**To do**
Each line of the data should be given again exactly.

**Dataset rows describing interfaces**
————
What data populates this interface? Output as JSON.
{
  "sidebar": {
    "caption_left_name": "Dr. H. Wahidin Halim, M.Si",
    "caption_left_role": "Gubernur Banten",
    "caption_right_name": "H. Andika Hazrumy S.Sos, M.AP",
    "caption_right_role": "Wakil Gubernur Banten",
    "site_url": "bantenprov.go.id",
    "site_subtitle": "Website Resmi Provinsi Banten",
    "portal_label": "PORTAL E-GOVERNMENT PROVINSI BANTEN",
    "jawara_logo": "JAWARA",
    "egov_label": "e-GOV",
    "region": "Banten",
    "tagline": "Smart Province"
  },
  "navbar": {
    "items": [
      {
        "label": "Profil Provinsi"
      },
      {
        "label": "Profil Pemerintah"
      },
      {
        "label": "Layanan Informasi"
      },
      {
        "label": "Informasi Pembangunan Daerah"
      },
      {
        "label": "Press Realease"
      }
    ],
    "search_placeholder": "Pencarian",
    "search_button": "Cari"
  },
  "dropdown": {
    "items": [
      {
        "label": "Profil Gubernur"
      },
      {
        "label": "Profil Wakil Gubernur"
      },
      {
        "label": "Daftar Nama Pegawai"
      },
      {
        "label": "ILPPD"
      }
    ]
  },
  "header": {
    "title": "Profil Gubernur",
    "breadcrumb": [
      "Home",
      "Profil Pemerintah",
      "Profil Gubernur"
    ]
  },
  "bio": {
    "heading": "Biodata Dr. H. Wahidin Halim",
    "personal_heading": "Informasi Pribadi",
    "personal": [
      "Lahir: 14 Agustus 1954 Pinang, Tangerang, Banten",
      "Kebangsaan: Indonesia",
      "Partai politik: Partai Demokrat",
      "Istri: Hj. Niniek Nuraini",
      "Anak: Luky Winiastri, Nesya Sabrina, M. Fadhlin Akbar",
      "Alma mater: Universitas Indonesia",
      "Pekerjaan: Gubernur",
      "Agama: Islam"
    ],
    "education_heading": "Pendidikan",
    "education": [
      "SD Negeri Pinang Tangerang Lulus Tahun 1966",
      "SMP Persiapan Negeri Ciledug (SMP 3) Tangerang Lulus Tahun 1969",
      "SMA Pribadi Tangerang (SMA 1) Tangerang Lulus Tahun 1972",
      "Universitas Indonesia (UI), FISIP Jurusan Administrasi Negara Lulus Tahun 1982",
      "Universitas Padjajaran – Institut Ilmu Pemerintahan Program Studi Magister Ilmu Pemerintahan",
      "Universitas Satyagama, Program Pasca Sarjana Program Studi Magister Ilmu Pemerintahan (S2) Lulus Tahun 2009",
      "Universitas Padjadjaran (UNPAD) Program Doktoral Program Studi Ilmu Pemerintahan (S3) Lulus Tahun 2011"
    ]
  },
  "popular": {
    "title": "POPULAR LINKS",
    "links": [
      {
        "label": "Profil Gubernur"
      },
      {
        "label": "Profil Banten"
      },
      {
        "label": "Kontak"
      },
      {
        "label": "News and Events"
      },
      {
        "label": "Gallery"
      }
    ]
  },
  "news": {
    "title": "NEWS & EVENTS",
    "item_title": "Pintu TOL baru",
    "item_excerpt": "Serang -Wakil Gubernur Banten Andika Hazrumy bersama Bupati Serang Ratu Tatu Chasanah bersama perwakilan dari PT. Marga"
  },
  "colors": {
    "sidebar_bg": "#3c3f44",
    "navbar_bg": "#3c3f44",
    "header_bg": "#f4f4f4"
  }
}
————
**Exercise solution**
What data populates this interface? Output as JSON.
{
  "sidebar": {
    "caption_left_name": "Dr. H. Wahidin Halim, M.Si",
    "caption_left_role": "Gubernur Banten",
    "caption_right_name": "H. Andika Hazrumy S.Sos, M.AP",
    "caption_right_role": "Wakil Gubernur Banten",
    "site_url": "bantenprov.go.id",
    "site_subtitle": "Website Resmi Provinsi Banten",
    "portal_label": "PORTAL E-GOVERNMENT PROVINSI BANTEN",
    "jawara_logo": "JAWARA",
    "egov_label": "e-GOV",
    "region": "Banten",
    "tagline": "Smart Province"
  },
  "navbar": {
    "items": [
      {
        "label": "Profil Provinsi"
      },
      {
        "label": "Profil Pemerintah"
      },
      {
        "label": "Layanan Informasi"
      },
      {
        "label": "Informasi Pembangunan Daerah"
      },
      {
        "label": "Press Realease"
      }
    ],
    "search_placeholder": "Pencarian",
    "search_button": "Cari"
  },
  "dropdown": {
    "items": [
      {
        "label": "Profil Gubernur"
      },
      {
        "label": "Profil Wakil Gubernur"
      },
      {
        "label": "Daftar Nama Pegawai"
      },
      {
        "label": "ILPPD"
      }
    ]
  },
  "header": {
    "title": "Profil Gubernur",
    "breadcrumb": [
      "Home",
      "Profil Pemerintah",
      "Profil Gubernur"
    ]
  },
  "bio": {
    "heading": "Biodata Dr. H. Wahidin Halim",
    "personal_heading": "Informasi Pribadi",
    "personal": [
      "Lahir: 14 Agustus 1954 Pinang, Tangerang, Banten",
      "Kebangsaan: Indonesia",
      "Partai politik: Partai Demokrat",
      "Istri: Hj. Niniek Nuraini",
      "Anak: Luky Winiastri, Nesya Sabrina, M. Fadhlin Akbar",
      "Alma mater: Universitas Indonesia",
      "Pekerjaan: Gubernur",
      "Agama: Islam"
    ],
    "education_heading": "Pendidikan",
    "education": [
      "SD Negeri Pinang Tangerang Lulus Tahun 1966",
      "SMP Persiapan Negeri Ciledug (SMP 3) Tangerang Lulus Tahun 1969",
      "SMA Pribadi Tangerang (SMA 1) Tangerang Lulus Tahun 1972",
      "Universitas Indonesia (UI), FISIP Jurusan Administrasi Negara Lulus Tahun 1982",
      "Universitas Padjajaran – Institut Ilmu Pemerintahan Program Studi Magister Ilmu Pemerintahan",
      "Universitas Satyagama, Program Pasca Sarjana Program Studi Magister Ilmu Pemerintahan (S2) Lulus Tahun 2009",
      "Universitas Padjadjaran (UNPAD) Program Doktoral Program Studi Ilmu Pemerintahan (S3) Lulus Tahun 2011"
    ]
  },
  "popular": {
    "title": "POPULAR LINKS",
    "links": [
      {
        "label": "Profil Gubernur"
      },
      {
        "label": "Profil Banten"
      },
      {
        "label": "Kontak"
      },
      {
        "label": "News and Events"
      },
      {
        "label": "Gallery"
      }
    ]
  },
  "news": {
    "title": "NEWS & EVENTS",
    "item_title": "Pintu TOL baru",
    "item_excerpt": "Serang -Wakil Gubernur Banten Andika Hazrumy bersama Bupati Serang Ratu Tatu Chasanah bersama perwakilan dari PT. Marga"
  },
  "colors": {
    "sidebar_bg": "#3c3f44",
    "navbar_bg": "#3c3f44",
    "header_bg": "#f4f4f4"
  }
}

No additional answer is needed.